To do → Check every line of the entries that follow, and copy the ones containing "example".

Records shown →
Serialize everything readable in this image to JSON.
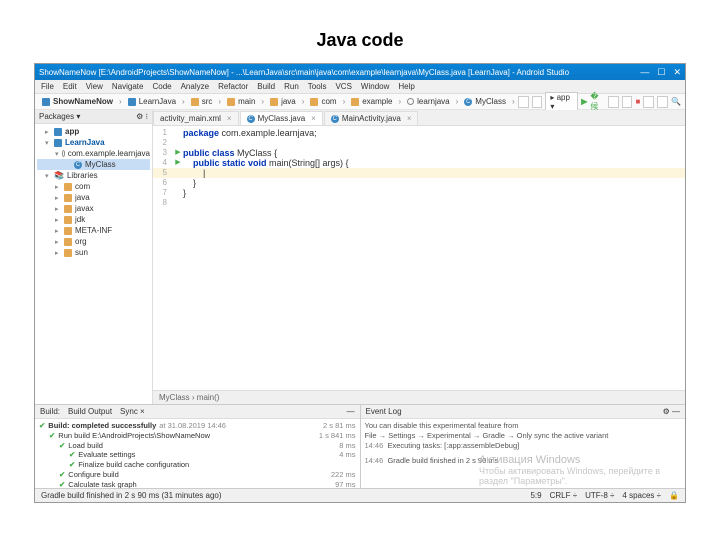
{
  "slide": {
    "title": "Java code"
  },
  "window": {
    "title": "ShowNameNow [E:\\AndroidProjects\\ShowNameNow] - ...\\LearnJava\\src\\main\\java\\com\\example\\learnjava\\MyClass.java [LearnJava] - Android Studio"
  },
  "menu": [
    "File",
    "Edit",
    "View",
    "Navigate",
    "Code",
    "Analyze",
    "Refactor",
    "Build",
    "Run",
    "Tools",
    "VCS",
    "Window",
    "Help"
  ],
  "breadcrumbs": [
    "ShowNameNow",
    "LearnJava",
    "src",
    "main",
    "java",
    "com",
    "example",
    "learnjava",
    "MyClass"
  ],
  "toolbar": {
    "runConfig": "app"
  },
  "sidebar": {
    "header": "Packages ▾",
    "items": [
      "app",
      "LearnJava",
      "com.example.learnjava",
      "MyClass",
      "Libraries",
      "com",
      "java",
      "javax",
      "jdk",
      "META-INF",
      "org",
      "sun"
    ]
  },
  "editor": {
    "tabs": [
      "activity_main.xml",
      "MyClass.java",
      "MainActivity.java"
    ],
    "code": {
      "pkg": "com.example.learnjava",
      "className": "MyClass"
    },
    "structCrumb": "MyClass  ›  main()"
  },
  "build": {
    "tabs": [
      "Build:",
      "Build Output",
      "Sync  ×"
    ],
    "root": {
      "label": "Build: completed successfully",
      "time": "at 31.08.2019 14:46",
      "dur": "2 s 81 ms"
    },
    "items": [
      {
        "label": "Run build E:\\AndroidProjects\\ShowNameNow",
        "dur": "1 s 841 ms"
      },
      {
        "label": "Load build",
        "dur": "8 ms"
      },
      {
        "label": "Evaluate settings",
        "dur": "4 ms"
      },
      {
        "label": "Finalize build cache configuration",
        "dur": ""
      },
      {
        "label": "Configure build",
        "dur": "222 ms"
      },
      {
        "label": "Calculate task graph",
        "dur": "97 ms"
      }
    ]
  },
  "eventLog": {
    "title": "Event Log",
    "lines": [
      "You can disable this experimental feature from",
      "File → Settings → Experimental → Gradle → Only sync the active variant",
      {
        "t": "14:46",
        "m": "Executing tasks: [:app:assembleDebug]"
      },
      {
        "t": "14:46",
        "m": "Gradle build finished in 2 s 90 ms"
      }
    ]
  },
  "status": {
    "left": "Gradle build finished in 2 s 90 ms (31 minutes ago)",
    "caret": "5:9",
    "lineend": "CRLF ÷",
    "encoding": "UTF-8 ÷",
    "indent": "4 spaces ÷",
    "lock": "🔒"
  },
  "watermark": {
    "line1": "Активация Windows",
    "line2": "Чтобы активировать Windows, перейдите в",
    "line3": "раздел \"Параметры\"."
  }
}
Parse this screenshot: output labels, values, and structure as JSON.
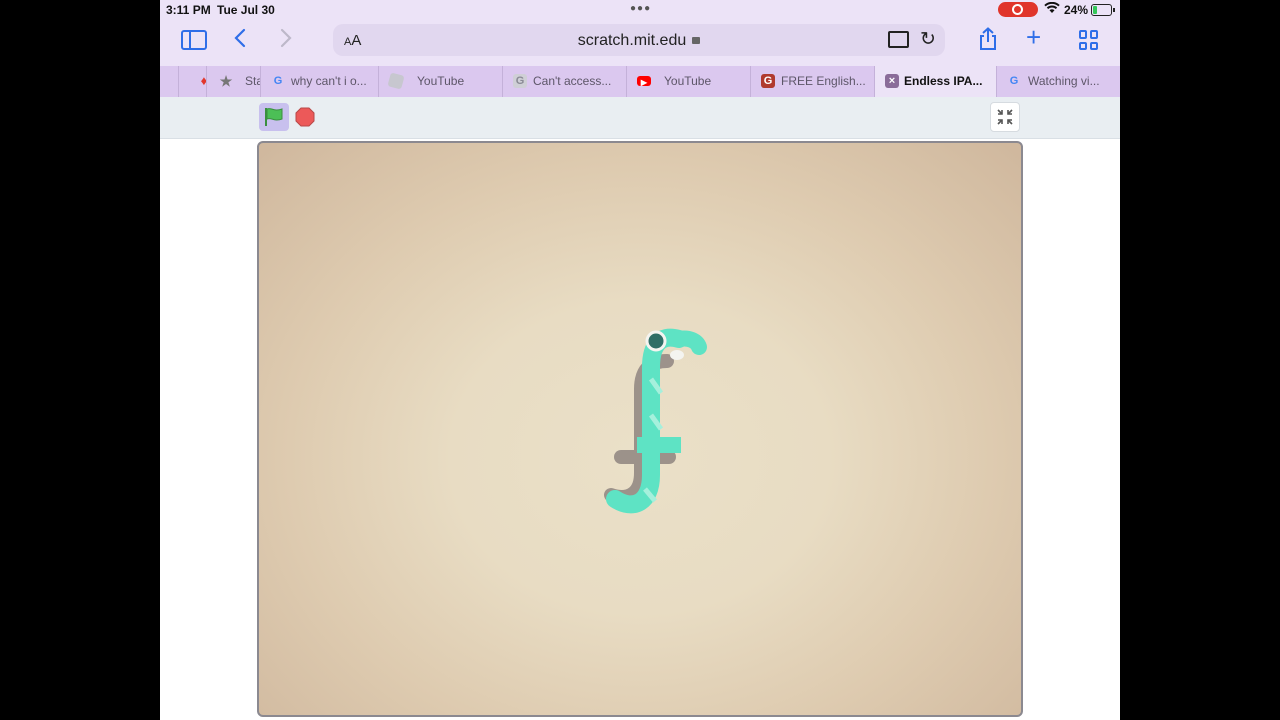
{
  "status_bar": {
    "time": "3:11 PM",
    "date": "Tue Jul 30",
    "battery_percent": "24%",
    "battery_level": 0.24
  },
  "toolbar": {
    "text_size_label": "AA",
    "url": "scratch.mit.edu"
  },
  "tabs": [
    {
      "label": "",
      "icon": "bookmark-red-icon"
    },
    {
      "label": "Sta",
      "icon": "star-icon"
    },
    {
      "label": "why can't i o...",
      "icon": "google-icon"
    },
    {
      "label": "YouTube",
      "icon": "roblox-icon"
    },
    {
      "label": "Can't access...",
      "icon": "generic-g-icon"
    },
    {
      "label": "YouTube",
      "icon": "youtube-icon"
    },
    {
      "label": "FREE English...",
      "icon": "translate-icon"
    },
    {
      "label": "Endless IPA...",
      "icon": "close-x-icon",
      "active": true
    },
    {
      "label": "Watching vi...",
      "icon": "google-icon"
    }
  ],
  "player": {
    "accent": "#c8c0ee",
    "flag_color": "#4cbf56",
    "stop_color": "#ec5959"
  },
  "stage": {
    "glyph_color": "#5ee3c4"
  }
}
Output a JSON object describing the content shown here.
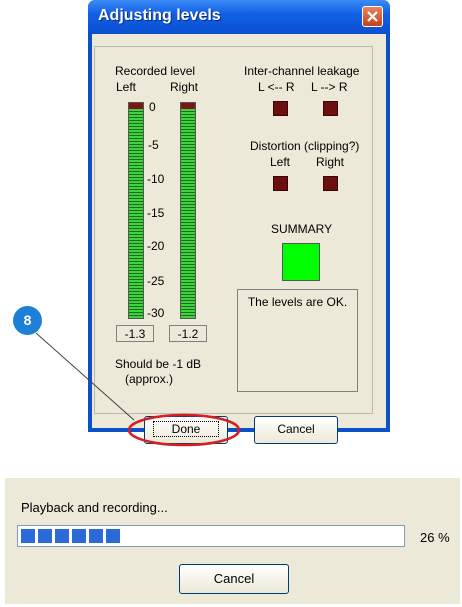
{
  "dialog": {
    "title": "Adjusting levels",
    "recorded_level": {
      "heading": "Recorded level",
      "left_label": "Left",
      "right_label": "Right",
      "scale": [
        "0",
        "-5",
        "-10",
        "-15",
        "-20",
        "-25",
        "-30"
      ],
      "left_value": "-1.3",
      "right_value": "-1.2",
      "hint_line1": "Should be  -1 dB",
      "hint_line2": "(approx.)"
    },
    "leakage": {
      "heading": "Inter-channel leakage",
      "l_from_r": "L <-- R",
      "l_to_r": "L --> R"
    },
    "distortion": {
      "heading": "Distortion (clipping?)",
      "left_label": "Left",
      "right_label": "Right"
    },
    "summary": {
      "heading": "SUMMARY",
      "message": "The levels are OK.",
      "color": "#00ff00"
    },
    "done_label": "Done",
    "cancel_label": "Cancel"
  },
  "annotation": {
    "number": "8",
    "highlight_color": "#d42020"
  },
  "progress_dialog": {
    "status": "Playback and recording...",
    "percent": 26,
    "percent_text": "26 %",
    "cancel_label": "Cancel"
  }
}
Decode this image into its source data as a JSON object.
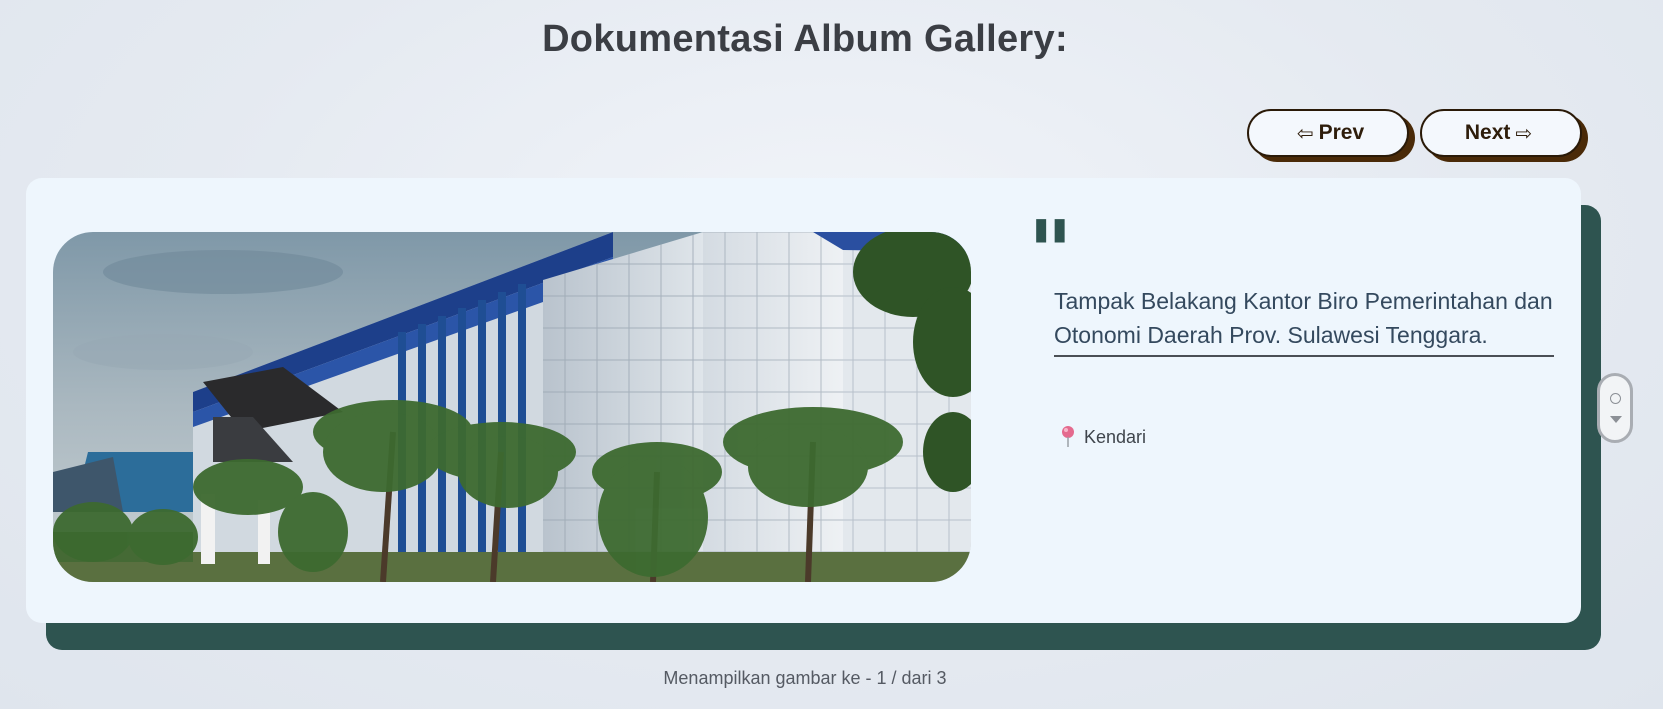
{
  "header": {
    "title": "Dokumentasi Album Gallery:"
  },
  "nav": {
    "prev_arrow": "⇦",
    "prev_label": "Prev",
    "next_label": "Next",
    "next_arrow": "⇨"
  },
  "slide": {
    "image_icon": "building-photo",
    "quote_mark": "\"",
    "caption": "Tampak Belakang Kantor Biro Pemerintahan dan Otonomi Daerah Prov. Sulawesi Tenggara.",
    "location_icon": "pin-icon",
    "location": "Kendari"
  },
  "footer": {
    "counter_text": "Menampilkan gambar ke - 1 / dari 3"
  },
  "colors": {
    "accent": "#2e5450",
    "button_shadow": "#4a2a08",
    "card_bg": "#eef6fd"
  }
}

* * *

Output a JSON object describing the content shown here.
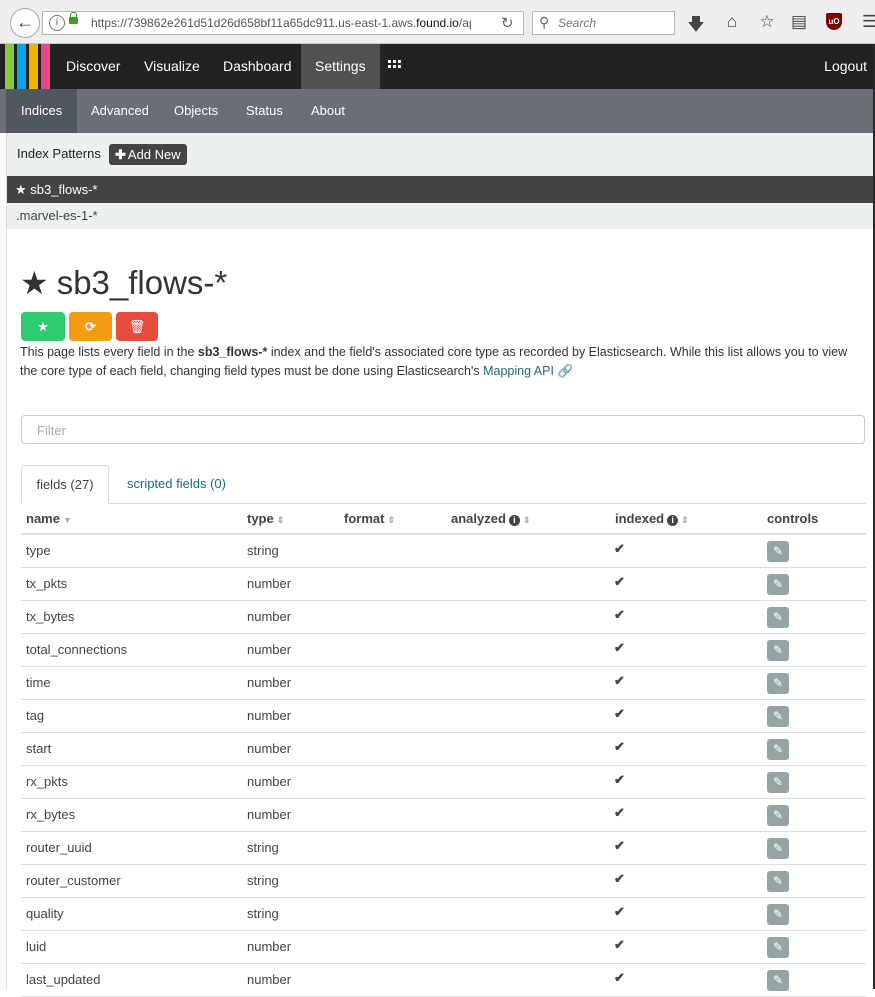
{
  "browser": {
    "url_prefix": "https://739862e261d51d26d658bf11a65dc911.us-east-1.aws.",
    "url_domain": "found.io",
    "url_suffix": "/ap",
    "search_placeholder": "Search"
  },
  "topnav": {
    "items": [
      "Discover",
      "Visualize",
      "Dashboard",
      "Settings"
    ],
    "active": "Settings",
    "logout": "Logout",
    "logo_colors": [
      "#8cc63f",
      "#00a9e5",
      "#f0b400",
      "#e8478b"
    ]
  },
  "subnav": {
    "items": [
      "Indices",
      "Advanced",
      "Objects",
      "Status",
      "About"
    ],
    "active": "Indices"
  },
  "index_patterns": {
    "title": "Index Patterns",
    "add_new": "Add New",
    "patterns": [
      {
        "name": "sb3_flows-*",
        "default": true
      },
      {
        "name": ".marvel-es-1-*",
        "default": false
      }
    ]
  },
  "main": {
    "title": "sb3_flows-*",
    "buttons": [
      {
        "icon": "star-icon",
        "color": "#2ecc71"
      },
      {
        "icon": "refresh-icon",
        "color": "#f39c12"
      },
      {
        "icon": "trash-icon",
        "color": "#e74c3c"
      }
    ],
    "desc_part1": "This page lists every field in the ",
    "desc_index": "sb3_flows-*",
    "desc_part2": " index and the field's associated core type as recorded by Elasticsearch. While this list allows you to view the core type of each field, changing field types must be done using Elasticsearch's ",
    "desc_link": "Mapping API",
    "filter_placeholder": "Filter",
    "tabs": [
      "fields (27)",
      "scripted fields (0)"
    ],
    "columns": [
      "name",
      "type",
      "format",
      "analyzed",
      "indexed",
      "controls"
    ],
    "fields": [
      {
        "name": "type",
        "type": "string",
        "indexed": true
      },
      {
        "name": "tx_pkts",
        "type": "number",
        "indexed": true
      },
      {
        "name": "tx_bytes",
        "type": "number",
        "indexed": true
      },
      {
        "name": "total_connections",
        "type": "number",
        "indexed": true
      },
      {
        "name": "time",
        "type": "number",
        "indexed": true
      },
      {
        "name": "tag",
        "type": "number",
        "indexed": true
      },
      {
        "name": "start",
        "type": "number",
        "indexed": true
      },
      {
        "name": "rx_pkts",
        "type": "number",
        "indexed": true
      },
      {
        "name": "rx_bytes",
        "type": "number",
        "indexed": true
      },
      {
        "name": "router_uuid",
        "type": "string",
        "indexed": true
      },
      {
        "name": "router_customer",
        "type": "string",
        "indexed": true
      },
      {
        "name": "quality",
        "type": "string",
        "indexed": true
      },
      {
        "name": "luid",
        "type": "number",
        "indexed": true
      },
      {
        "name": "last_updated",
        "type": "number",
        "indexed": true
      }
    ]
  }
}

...

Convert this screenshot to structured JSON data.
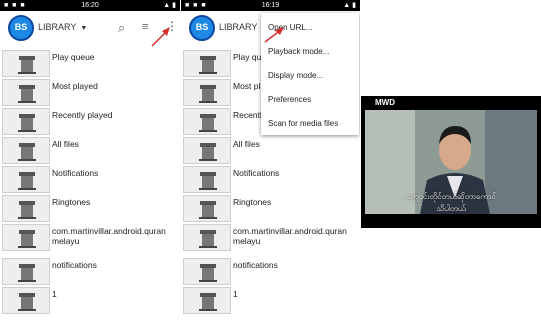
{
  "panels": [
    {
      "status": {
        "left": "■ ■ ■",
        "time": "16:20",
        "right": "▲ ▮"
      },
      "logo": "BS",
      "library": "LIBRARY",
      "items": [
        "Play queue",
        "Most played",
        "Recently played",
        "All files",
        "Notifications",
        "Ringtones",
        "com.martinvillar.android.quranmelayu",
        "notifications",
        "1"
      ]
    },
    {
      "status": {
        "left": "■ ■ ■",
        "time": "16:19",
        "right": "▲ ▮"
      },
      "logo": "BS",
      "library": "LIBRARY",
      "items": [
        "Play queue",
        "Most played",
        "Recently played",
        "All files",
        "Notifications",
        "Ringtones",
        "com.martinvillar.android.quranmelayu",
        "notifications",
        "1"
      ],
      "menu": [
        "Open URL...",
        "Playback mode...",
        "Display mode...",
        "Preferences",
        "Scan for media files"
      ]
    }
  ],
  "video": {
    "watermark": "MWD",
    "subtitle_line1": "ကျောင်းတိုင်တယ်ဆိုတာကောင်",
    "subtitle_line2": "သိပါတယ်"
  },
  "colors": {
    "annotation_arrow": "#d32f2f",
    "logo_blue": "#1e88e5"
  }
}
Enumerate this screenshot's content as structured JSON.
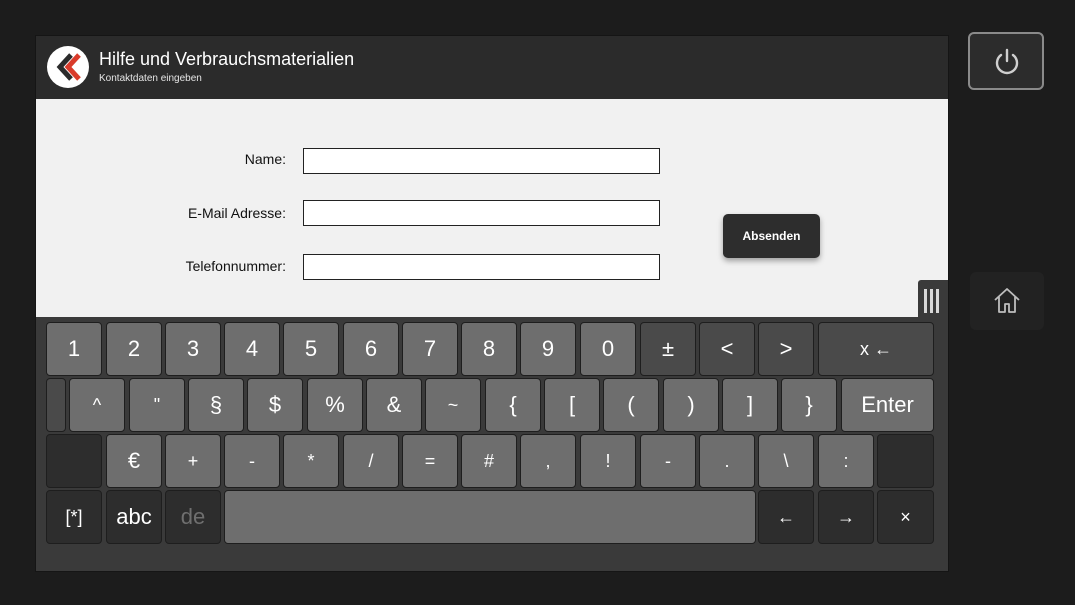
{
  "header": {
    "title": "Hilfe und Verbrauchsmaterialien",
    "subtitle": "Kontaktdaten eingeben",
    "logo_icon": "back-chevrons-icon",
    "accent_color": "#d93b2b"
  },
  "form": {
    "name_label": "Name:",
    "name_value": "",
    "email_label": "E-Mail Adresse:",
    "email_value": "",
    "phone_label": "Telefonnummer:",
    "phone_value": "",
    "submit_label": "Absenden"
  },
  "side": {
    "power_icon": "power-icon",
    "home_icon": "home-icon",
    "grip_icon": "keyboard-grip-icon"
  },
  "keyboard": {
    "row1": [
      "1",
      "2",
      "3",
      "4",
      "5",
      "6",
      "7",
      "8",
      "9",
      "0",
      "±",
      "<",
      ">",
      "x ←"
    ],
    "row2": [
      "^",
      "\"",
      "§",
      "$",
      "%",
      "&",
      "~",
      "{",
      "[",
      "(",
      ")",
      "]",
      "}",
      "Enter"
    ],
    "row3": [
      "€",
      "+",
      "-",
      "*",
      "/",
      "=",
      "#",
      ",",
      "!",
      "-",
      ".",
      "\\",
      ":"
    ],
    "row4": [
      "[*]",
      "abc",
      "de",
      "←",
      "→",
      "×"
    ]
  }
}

Reply →
    "title": "ShowNameNow [E:\\AndroidProjects\\ShowNameNow] - ...\\LearnJava\\src\\main\\java\\com\\example\\learnjava\\MyClass.java [LearnJava] - Android Studio"
    "example",
      "com.example.learnjava",
      "pkg": "com.example.learnjava",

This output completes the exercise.